A graduate of the St Petersburg Conservatory, Prokofiev initially made his name as an iconoclastic composer-pianist, achieving notoriety with a series of ferociously dissonant and virtuosic works for his instrument, including his first two piano concertos. In 1915, Prokofiev made a decisive break from the standard composer-pianist category with his orchestral Scythian Suite, compiled from music originally composed for a ballet commissioned by Sergei Diaghilev of the Ballets Russes. Diaghilev commissioned three further ballets from Prokofiev – Chout, Le pas d'acier and The Prodigal Son – which at the time of their original production all caused a sensation among both critics and colleagues. Prokofiev's greatest interest, however, was opera, and he composed several works in that genre, including The Gambler and The Fiery Angel. Prokofiev's one operatic success during his lifetime was The Love for Three Oranges, composed for the Chicago Opera and subsequently performed over the following decade in Europe and Russia.

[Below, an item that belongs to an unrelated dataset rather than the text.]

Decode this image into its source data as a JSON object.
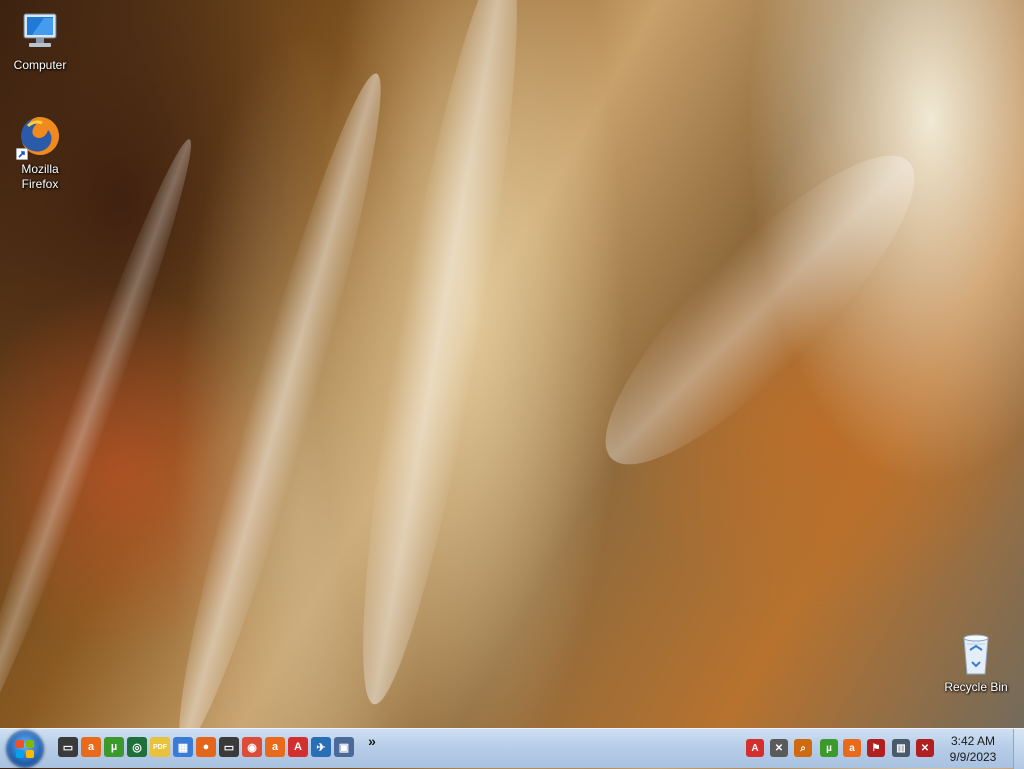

After the Revolution, Prokofiev left Russia with the official blessing of the Soviet minister Anatoly Lunacharsky, and resided in the United States, then Germany, then Paris, making his living as a composer, pianist and conductor. During that time, he married a Spanish singer, Carolina (Lina) Codina, with whom he had two sons. In the early 1930s, the Great Depression diminished opportunities for Prokofiev's ballets and operas to be staged in America and western Europe. Prokofiev, who regarded himself as composer foremost, resented the time taken by touring as a pianist, and increasingly turned to the Soviet Union for commissions of new music; in 1936, he finally returned to his homeland with his family. He enjoyed some success there – notably with Lieutenant Kijé, Peter and the Wolf, Romeo and Juliet, and perhaps above all with Alexander Nevsky.
The Nazi invasion of the USSR spurred him to compose his most ambitious work, an operatic version of Leo Tolstoy's War and Peace. In 1948, Prokofiev was attacked for producing "anti-democratic formalism." Nevertheless, he enjoyed personal and artistic support from a new generation of Russian performers, notably Sviatoslav Richter and Mstislav Rostropovich: he wrote his ninth piano sonata for the former and his Symphony-Concerto for the latter.
Prokofiev was born in 1891 in Sontsovka (now Sontsivka, Pokrovsk Raion, Donetsk Oblast, eastern Ukraine), a remote rural estate in the Yekaterinoslav Governorate of the Russian Empire. His father, Sergei Alexeyevich Prokofiev, was an agronomist. Prokofiev's mother, Maria (née Zhitkova), came from a family of former serfs who had been owned by the Sheremetev family, under whose patronage serf-children were taught theatre and arts from an early age. She was described by Reinhold Glière (Prokofiev's first composition teacher) as "a tall woman with beautiful, clever eyes ... who knew how to create an atmosphere of warmth and simplicity about her." After their wedding in the summer of 1877, the Prokofievs moved to a small estate in the Smolensk governorate. Eventually, Sergei Alexeyevich found employment as a soil engineer, employed by one of his former fellow-students, Dmitri Sontsov, to whose estate in the Ukrainian steppes the Prokofievs moved.
By the time of Prokofiev's birth, Maria – having previously lost two daughters – had devoted her life to music; during her son's early childhood, she spent two months a year in Moscow or St Petersburg taking piano lessons. Sergei Prokofiev was inspired by hearing his mother practising the piano in the evenings, mostly works by Chopin and Beethoven, and wrote his first piano composition at the age of five, an "Indian Gallop", which was written down by his mother: it was in the F Lydian mode (a major scale with a raised 4th scale degree), as the young Prokofiev felt "reluctance to tackle the black notes". By seven, he had also learned to play chess. Chess would remain a passion of his, and he became acquainted with world chess champions José Raúl Capablanca, whom he beat in a simultaneous exhibition match in 1914, and Mikhail Botvinnik, with whom he played several matches in the 1930s. At the age of nine, he was composing his first opera, The Giant, as well as an overture and various other pieces.